Hopefully, dear readers, you trust Riot to be straight with you, and value our take on the latest happenings in this industry and the overarching trends. When interviewing companies, we try to present what they put forward after being challenged by our questions, to remove spin and frame what has been said with some context. Well, this week, Signify, formerly Philips Lighting, has come out swinging, but entirely missed the point.
Speaking to Enterprise IoT Insights, part of RCRWireless, Jacques Letzelter, SVP of Signify’s (formerly Philips Lighting) commercial public business segment, has claimed that cellular is the only suitable protocol for connected street lighting (CSL), and targeted Telensa’s Ultra Narrowband (UNB) as an example of an unsuitable technology, because they can’t support a wider array of smart city services.
“Ultra-narrowband is appropriate for smart and connected lighting, yes; but it will be your Achilles heel if you ever want to add the sensors,” said Letzelter. “It is inappropriate for smart city use cases.
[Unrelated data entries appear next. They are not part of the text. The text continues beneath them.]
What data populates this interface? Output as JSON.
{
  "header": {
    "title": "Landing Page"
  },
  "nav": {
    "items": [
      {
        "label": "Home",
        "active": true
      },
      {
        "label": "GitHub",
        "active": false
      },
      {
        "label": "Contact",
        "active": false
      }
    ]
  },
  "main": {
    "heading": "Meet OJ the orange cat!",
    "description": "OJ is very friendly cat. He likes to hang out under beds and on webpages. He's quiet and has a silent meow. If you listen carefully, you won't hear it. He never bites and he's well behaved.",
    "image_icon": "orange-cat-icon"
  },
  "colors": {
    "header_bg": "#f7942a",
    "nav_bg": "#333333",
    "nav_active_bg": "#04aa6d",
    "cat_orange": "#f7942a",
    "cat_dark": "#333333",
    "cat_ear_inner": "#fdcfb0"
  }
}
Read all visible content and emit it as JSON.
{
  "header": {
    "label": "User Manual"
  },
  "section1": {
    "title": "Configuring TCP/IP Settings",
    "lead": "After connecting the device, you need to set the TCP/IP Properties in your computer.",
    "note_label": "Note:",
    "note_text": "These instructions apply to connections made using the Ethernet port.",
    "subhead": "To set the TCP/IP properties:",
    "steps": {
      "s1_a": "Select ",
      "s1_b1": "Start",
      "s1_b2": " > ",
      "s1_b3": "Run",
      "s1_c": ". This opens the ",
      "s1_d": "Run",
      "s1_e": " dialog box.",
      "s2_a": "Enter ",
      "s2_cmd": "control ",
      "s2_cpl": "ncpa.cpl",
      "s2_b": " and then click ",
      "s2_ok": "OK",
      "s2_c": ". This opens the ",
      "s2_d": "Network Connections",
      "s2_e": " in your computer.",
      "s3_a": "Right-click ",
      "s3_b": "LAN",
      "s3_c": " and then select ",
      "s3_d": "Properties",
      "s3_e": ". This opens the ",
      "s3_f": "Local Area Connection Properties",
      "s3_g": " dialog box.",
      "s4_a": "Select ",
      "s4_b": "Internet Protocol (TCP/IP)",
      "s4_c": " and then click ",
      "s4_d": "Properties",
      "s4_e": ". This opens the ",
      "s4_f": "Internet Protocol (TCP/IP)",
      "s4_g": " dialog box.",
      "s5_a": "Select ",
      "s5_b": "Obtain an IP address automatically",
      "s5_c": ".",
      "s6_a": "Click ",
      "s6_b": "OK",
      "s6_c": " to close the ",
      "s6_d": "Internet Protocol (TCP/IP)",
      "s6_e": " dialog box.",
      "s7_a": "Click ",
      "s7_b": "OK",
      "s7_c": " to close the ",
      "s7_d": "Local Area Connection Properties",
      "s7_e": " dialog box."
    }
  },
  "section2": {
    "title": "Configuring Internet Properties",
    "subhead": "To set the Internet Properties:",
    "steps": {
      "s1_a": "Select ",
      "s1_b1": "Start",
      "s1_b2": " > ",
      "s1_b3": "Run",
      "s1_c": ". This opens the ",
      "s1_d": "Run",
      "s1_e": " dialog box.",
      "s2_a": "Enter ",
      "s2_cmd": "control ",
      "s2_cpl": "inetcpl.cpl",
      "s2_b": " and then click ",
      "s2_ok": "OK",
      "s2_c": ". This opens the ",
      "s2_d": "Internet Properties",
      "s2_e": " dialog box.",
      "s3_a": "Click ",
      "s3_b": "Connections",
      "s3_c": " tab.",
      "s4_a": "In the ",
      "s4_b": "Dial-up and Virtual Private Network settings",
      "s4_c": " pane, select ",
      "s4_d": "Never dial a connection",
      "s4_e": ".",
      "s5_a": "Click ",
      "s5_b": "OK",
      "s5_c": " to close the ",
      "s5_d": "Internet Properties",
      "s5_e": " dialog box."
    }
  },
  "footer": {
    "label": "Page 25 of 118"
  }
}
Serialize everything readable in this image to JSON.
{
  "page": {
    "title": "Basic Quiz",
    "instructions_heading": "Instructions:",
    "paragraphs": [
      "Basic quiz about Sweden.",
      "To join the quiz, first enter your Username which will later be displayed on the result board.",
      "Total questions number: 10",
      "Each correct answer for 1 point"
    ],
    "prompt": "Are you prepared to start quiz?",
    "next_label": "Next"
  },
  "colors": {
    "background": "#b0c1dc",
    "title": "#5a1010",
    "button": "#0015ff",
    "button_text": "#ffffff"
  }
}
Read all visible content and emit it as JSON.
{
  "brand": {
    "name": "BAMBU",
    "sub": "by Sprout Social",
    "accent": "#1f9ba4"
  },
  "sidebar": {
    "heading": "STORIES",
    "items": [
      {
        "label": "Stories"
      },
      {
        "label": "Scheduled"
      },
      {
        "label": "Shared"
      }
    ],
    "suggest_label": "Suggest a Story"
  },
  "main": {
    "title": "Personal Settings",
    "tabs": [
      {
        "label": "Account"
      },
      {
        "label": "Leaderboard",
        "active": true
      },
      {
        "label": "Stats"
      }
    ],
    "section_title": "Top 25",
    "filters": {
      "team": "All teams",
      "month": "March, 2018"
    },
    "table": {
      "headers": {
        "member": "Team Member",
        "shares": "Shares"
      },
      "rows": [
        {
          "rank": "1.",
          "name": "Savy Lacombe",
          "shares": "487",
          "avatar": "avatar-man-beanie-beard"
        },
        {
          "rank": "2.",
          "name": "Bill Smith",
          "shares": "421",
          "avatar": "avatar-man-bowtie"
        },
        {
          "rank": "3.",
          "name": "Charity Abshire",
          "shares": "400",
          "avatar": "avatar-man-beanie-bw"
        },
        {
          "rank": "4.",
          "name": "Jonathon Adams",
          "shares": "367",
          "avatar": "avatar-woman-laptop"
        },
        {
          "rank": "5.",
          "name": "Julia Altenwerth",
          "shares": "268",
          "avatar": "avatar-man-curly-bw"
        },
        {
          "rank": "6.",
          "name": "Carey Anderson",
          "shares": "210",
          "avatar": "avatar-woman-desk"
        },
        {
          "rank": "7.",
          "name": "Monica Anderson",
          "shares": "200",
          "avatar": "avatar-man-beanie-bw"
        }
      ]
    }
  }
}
Because more sensors require more bandwidth. If you have an ultra narrowband network, well, you can say [everything] is possible, but the customer experience will be poor – they won’t get the frequency of updates they need.”
We really can’t stress just how ass-backwards this perspective is – that a smart city should operate every single function on just one single technology. We have spent years exploring how LPWAN protocols would be integrated into larger business applications, and at no point has anyone ever suggested that the larger business application might be better off if it switched entirely to using that LPWAN protocol.
What’s worse is that Letzelter is setting up a dichotomy between cellular and proprietary protocols, likening it to an open versus closed standard debate without even discussing the vendor lock-in that comes with having to pick an MNO to rely on. Sure, you have a concern that a company like Telensa might be able to hold you over a barrel, but if you (the customer) are really that concerned about this, you would plump for something like Wi-SUN and run your own private network. Cellular is not the answer to that problem.
Similarly, cellular hasn’t been an answer to the CSL problem for the past five years, whereas options like Silver Spring Networks’ Wi-SUN (now part of Itron) and Telensa, and a myriad of other providers that use proprietary stacks, have been able to offer CSL projects in that period. If we are to take the view that cellular is the only way forward, then we should also be beating cellular bloody for taking so long to get to the point that it makes economic sense to use in CSL.
But perhaps the most aggravating part of the Signify pitch is that Letzelter and company are pitching LTE Cat-M as the foundation for CSL, but also selling modular designs that would let you add a different radio to support new sensors if needed – without even a hint of irony or self-awareness, it would seem. Currently, it is pitching Zigbee as a CSL-only technology, with LTE Cat-M as a smart city technology.
So, the Signify approach seems confused, at best, and perhaps there’s some benefit of the doubt to grant, in case things have been lost in translation from spoken word to printed text. However, Signify should know better, as it has its own Central Management System (CMS), the application that manages the lights for its customers, and the step to integrate the CMS with the other smart city functions is so glaringly obvious.
At nearly every level in the IoT, the integration between two devices from two different businesses or environments happens in the cloud. There might be a few edge-cases that don’t adhere to this rule, but in a smart city, arguably the most intertwined IoT scenario in which a multitude of partners and competitors have to work together and play nice, arguing that we should be trying to simplify things at the device level is painful to listen to.
These cities tend to adopt smart city applications in a staggered manner, using different vendors for different functions, as this market is not yet at the point where a single vendor could provide all the desired features. To this end, cities are going to want to be able to plug each of these applications into some sort of central cloud platform, which will orchestrate them and act as a middleman – that ‘single pane of glass’ that marketers love to harp on about.
So, from our perspective, Signify just looks plain confused – wildly swinging punches at rivals but somehow managing to connect only with its own credibility. What’s more, the market doesn’t seem to hold it in any great regard either, as its share price has nosedived in recent months.
After the spin-out in 206, Signify climbed to reach just over €35 in mid-2017, and stayed above €30 until April 2018, where it fell to €26. Falling steadily through 2018, to a low of €19, Signify managed to recover to around €24 by October 2019, at which point, it started ticking upwards to reach €32 – its best position in two years.
However, the past month has not been kind to Signify, and it has shed nearly a third of its value, to reach €22. With a market cap of €2.81bn, its not exactly a minnow, but its shareholders are not going to be happy with this tumultuous performance. Sure, the interview is probably an attempt to get the good word out, but if it continues, it may well do more harm in the long run.
The nosedive appears to be mostly a reaction to its 2019 Annual Report, which showed very little growth compared to 2018. With only a 10.4% EBITA margin, and net income of just €267mn (up from €261mn in 2018), there was not much to write home about. Given that it reported sales revenue of €6.25bn, down from 2018’s €6.36bn, you can see why the financial community fled a lighting company that can’t seem to manage to embrace the IoT opportunity.